Your objective = In the entries below, find the lines that include "vitae" and give their number as the whole reply.

Extracted data =
= Beginning of Section =

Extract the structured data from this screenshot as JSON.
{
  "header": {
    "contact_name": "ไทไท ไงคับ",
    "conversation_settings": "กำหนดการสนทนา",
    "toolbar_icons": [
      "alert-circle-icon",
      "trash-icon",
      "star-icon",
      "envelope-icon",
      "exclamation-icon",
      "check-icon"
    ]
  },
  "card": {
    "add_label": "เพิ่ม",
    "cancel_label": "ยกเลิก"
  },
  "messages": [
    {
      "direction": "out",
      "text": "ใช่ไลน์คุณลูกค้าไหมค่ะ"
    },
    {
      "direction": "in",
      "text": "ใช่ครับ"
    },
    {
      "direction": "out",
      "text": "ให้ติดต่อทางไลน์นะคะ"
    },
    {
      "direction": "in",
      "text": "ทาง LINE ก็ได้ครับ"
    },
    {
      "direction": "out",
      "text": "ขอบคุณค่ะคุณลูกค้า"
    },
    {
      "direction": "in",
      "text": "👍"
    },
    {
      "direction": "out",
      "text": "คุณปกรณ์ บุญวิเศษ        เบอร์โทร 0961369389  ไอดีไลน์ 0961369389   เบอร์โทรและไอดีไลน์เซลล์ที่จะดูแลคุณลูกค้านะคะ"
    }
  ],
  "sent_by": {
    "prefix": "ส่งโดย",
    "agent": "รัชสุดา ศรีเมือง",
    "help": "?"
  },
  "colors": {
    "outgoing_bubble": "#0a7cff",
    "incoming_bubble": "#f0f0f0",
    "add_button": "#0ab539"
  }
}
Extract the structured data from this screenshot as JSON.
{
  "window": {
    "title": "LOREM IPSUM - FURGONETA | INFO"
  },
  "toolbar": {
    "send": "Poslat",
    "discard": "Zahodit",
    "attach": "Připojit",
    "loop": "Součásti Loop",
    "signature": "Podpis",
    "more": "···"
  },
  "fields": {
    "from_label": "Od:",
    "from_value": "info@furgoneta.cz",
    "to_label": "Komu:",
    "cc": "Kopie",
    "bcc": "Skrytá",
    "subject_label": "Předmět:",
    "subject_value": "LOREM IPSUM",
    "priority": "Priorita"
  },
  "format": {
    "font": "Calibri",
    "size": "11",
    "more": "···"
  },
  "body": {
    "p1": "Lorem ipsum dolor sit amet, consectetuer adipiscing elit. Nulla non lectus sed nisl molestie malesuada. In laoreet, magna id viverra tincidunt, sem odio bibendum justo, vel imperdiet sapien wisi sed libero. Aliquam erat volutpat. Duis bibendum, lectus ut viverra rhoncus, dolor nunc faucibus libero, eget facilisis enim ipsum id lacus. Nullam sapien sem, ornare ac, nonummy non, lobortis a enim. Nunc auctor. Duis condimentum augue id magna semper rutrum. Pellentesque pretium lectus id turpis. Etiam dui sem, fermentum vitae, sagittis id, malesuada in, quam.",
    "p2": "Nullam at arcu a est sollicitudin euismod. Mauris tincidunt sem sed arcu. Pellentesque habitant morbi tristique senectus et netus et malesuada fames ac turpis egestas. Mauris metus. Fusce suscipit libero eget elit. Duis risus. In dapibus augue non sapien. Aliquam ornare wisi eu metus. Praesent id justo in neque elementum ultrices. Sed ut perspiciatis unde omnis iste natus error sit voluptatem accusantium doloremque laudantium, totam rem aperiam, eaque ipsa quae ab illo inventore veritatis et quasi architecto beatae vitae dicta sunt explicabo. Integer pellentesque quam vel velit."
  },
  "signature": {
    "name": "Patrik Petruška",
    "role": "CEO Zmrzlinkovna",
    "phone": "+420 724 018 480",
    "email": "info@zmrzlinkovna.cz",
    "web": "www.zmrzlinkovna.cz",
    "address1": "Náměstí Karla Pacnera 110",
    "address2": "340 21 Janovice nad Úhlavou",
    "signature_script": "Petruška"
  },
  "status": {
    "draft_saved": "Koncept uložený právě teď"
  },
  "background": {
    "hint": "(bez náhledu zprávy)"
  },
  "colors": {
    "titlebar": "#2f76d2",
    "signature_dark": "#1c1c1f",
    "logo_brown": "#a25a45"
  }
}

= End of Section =

Finished task = 2